How to complete this task —
Every line of the entries below that carries the string "edited" should be copied.

Data for review —
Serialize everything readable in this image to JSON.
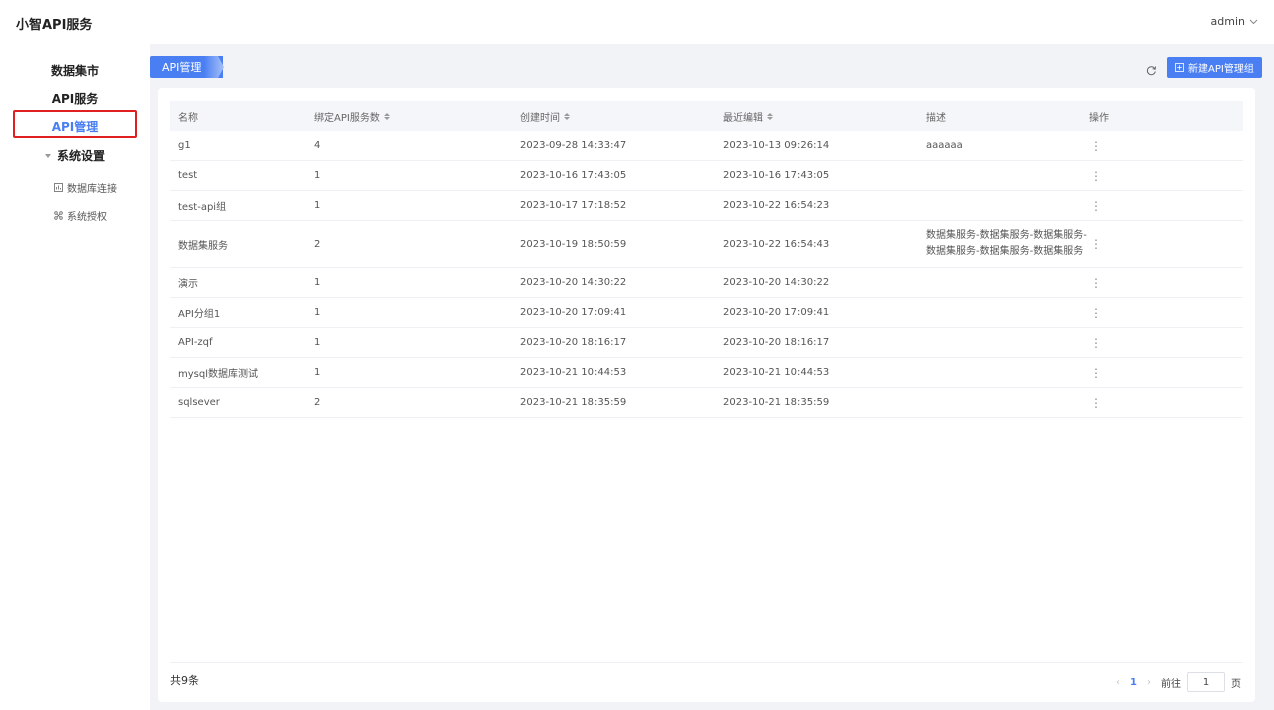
{
  "header": {
    "app_title": "小智API服务",
    "user": "admin"
  },
  "sidebar": {
    "items": [
      {
        "label": "数据集市"
      },
      {
        "label": "API服务"
      },
      {
        "label": "API管理"
      }
    ],
    "group": {
      "label": "系统设置"
    },
    "sub_items": [
      {
        "label": "数据库连接",
        "icon": "database-icon"
      },
      {
        "label": "系统授权",
        "icon": "authorize-icon"
      }
    ]
  },
  "main": {
    "tab_label": "API管理",
    "new_button_label": "新建API管理组",
    "table": {
      "columns": [
        "名称",
        "绑定API服务数",
        "创建时间",
        "最近编辑",
        "描述",
        "操作"
      ],
      "rows": [
        {
          "name": "g1",
          "count": "4",
          "created": "2023-09-28 14:33:47",
          "edited": "2023-10-13 09:26:14",
          "desc": "aaaaaa"
        },
        {
          "name": "test",
          "count": "1",
          "created": "2023-10-16 17:43:05",
          "edited": "2023-10-16 17:43:05",
          "desc": ""
        },
        {
          "name": "test-api组",
          "count": "1",
          "created": "2023-10-17 17:18:52",
          "edited": "2023-10-22 16:54:23",
          "desc": ""
        },
        {
          "name": "数据集服务",
          "count": "2",
          "created": "2023-10-19 18:50:59",
          "edited": "2023-10-22 16:54:43",
          "desc": "数据集服务-数据集服务-数据集服务-",
          "desc2": "数据集服务-数据集服务-数据集服务"
        },
        {
          "name": "演示",
          "count": "1",
          "created": "2023-10-20 14:30:22",
          "edited": "2023-10-20 14:30:22",
          "desc": ""
        },
        {
          "name": "API分组1",
          "count": "1",
          "created": "2023-10-20 17:09:41",
          "edited": "2023-10-20 17:09:41",
          "desc": ""
        },
        {
          "name": "API-zqf",
          "count": "1",
          "created": "2023-10-20 18:16:17",
          "edited": "2023-10-20 18:16:17",
          "desc": ""
        },
        {
          "name": "mysql数据库测试",
          "count": "1",
          "created": "2023-10-21 10:44:53",
          "edited": "2023-10-21 10:44:53",
          "desc": ""
        },
        {
          "name": "sqlsever",
          "count": "2",
          "created": "2023-10-21 18:35:59",
          "edited": "2023-10-21 18:35:59",
          "desc": ""
        }
      ],
      "action_glyph": "⋮"
    },
    "footer": {
      "total": "共9条",
      "current_page": "1",
      "goto_prefix": "前往",
      "goto_value": "1",
      "goto_suffix": "页"
    }
  },
  "colors": {
    "accent": "#4a7ff3",
    "highlight_box": "#e02020",
    "background": "#f2f3f7"
  }
}
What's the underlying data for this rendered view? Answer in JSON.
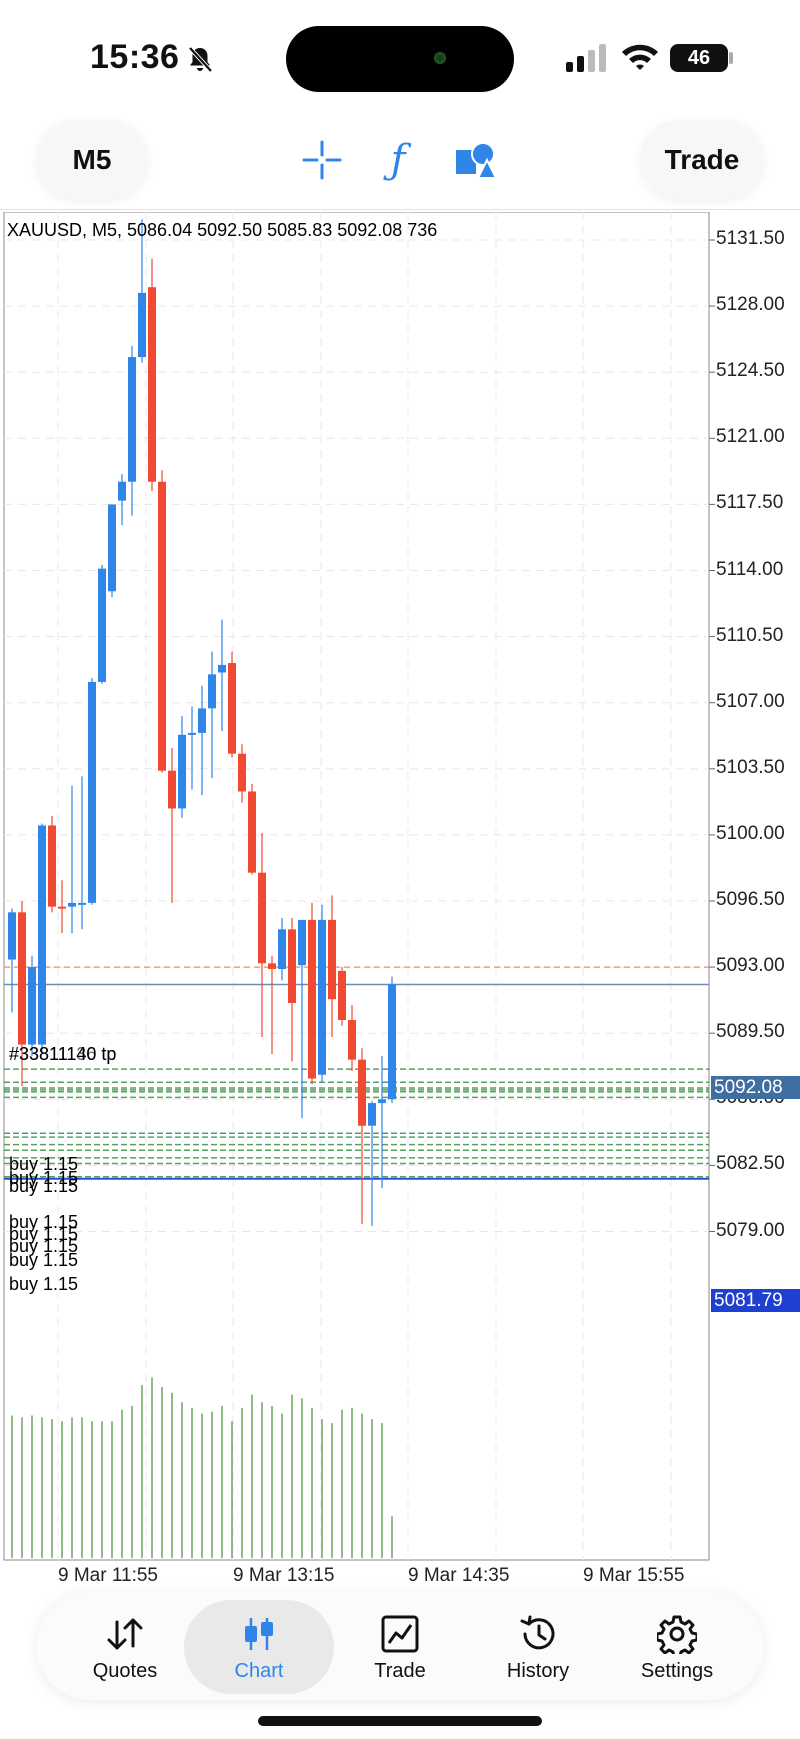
{
  "status_bar": {
    "time": "15:36",
    "battery": "46"
  },
  "toolbar": {
    "timeframe": "M5",
    "trade_label": "Trade",
    "tools": [
      "crosshair-icon",
      "function-icon",
      "objects-icon"
    ]
  },
  "chart": {
    "header": "XAUUSD, M5, 5086.04 5092.50 5085.83 5092.08 736",
    "price_axis": [
      "5131.50",
      "5128.00",
      "5124.50",
      "5121.00",
      "5117.50",
      "5114.00",
      "5110.50",
      "5107.00",
      "5103.50",
      "5100.00",
      "5096.50",
      "5093.00",
      "5089.50",
      "5086.00",
      "5082.50",
      "5079.00"
    ],
    "current_price": "5092.08",
    "low_price_tag": "5081.79",
    "time_axis": [
      "9 Mar 11:55",
      "9 Mar 13:15",
      "9 Mar 14:35",
      "9 Mar 15:55"
    ],
    "tp_label": "#33811140 tp",
    "tp_label_overlap": "#33811136 tp",
    "order_labels": [
      "buy 1.15",
      "buy 1.15",
      "buy 1.15",
      "buy 1.15",
      "buy 1.15",
      "buy 1.15",
      "buy 1.15",
      "buy 1.15"
    ],
    "colors": {
      "up": "#2f86e8",
      "down": "#f04a32",
      "volume": "#6aa65a",
      "grid": "#e8e8e8"
    }
  },
  "chart_data": {
    "type": "candlestick",
    "symbol": "XAUUSD",
    "timeframe": "M5",
    "ylim": [
      5076.5,
      5133.5
    ],
    "x": [
      "9 Mar 11:55",
      "9 Mar 13:15",
      "9 Mar 14:35",
      "9 Mar 15:55"
    ],
    "candles": [
      {
        "o": 5093.4,
        "h": 5096.1,
        "l": 5090.6,
        "c": 5095.9
      },
      {
        "o": 5095.9,
        "h": 5096.5,
        "l": 5086.7,
        "c": 5088.9
      },
      {
        "o": 5088.9,
        "h": 5093.6,
        "l": 5088.3,
        "c": 5093.0
      },
      {
        "o": 5088.9,
        "h": 5100.6,
        "l": 5088.4,
        "c": 5100.5
      },
      {
        "o": 5100.5,
        "h": 5101.0,
        "l": 5095.9,
        "c": 5096.2
      },
      {
        "o": 5096.2,
        "h": 5097.6,
        "l": 5094.8,
        "c": 5096.1
      },
      {
        "o": 5096.2,
        "h": 5102.6,
        "l": 5094.8,
        "c": 5096.4
      },
      {
        "o": 5096.4,
        "h": 5103.1,
        "l": 5095.0,
        "c": 5096.4
      },
      {
        "o": 5096.4,
        "h": 5108.3,
        "l": 5096.3,
        "c": 5108.1
      },
      {
        "o": 5108.1,
        "h": 5114.3,
        "l": 5108.0,
        "c": 5114.1
      },
      {
        "o": 5112.9,
        "h": 5117.4,
        "l": 5112.6,
        "c": 5117.5
      },
      {
        "o": 5117.7,
        "h": 5119.1,
        "l": 5116.4,
        "c": 5118.7
      },
      {
        "o": 5118.7,
        "h": 5125.9,
        "l": 5116.9,
        "c": 5125.3
      },
      {
        "o": 5125.3,
        "h": 5132.6,
        "l": 5125.0,
        "c": 5128.7
      },
      {
        "o": 5129.0,
        "h": 5130.5,
        "l": 5118.2,
        "c": 5118.7
      },
      {
        "o": 5118.7,
        "h": 5119.3,
        "l": 5103.3,
        "c": 5103.4
      },
      {
        "o": 5103.4,
        "h": 5104.6,
        "l": 5096.4,
        "c": 5101.4
      },
      {
        "o": 5101.4,
        "h": 5106.3,
        "l": 5100.9,
        "c": 5105.3
      },
      {
        "o": 5105.4,
        "h": 5106.8,
        "l": 5102.4,
        "c": 5105.4
      },
      {
        "o": 5105.4,
        "h": 5107.9,
        "l": 5102.1,
        "c": 5106.7
      },
      {
        "o": 5106.7,
        "h": 5109.7,
        "l": 5103.0,
        "c": 5108.5
      },
      {
        "o": 5108.6,
        "h": 5111.4,
        "l": 5105.5,
        "c": 5109.0
      },
      {
        "o": 5109.1,
        "h": 5109.7,
        "l": 5104.1,
        "c": 5104.3
      },
      {
        "o": 5104.3,
        "h": 5104.8,
        "l": 5101.7,
        "c": 5102.3
      },
      {
        "o": 5102.3,
        "h": 5102.7,
        "l": 5097.9,
        "c": 5098.0
      },
      {
        "o": 5098.0,
        "h": 5100.1,
        "l": 5089.3,
        "c": 5093.2
      },
      {
        "o": 5093.2,
        "h": 5093.6,
        "l": 5088.4,
        "c": 5092.9
      },
      {
        "o": 5092.9,
        "h": 5095.6,
        "l": 5092.3,
        "c": 5095.0
      },
      {
        "o": 5095.0,
        "h": 5095.6,
        "l": 5088.0,
        "c": 5091.1
      },
      {
        "o": 5093.1,
        "h": 5095.5,
        "l": 5085.0,
        "c": 5095.5
      },
      {
        "o": 5095.5,
        "h": 5096.4,
        "l": 5086.8,
        "c": 5087.1
      },
      {
        "o": 5087.3,
        "h": 5096.3,
        "l": 5086.9,
        "c": 5095.5
      },
      {
        "o": 5095.5,
        "h": 5096.8,
        "l": 5089.3,
        "c": 5091.3
      },
      {
        "o": 5092.8,
        "h": 5093.0,
        "l": 5089.9,
        "c": 5090.2
      },
      {
        "o": 5090.2,
        "h": 5091.0,
        "l": 5087.5,
        "c": 5088.1
      },
      {
        "o": 5088.1,
        "h": 5088.7,
        "l": 5079.4,
        "c": 5084.6
      },
      {
        "o": 5084.6,
        "h": 5085.9,
        "l": 5079.3,
        "c": 5085.8
      },
      {
        "o": 5085.8,
        "h": 5088.3,
        "l": 5081.3,
        "c": 5086.0
      },
      {
        "o": 5086.0,
        "h": 5092.5,
        "l": 5085.8,
        "c": 5092.1
      }
    ],
    "volume_relative": [
      0.75,
      0.74,
      0.75,
      0.74,
      0.73,
      0.72,
      0.74,
      0.74,
      0.72,
      0.72,
      0.72,
      0.78,
      0.8,
      0.91,
      0.95,
      0.9,
      0.87,
      0.82,
      0.79,
      0.76,
      0.77,
      0.8,
      0.72,
      0.79,
      0.86,
      0.82,
      0.8,
      0.76,
      0.86,
      0.84,
      0.79,
      0.73,
      0.71,
      0.78,
      0.79,
      0.76,
      0.73,
      0.71,
      0.22
    ],
    "levels": {
      "tp": 5093.0,
      "bid": 5092.08,
      "buy_orders": [
        5087.6,
        5086.9,
        5086.6,
        5086.5,
        5086.4,
        5086.1,
        5084.2,
        5084.0,
        5083.6,
        5083.3,
        5082.9,
        5082.6,
        5081.9,
        5081.79
      ]
    }
  },
  "tabs": [
    {
      "label": "Quotes",
      "icon": "arrows-updown-icon"
    },
    {
      "label": "Chart",
      "icon": "candles-icon",
      "active": true
    },
    {
      "label": "Trade",
      "icon": "trade-chart-icon"
    },
    {
      "label": "History",
      "icon": "history-icon"
    },
    {
      "label": "Settings",
      "icon": "gear-icon"
    }
  ]
}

Answer to this task —
          "edited": "2023-10-13 09:26:14",
          "edited": "2023-10-16 17:43:05",
          "edited": "2023-10-22 16:54:23",
          "edited": "2023-10-22 16:54:43",
          "edited": "2023-10-20 14:30:22",
          "edited": "2023-10-20 17:09:41",
          "edited": "2023-10-20 18:16:17",
          "edited": "2023-10-21 10:44:53",
          "edited": "2023-10-21 18:35:59",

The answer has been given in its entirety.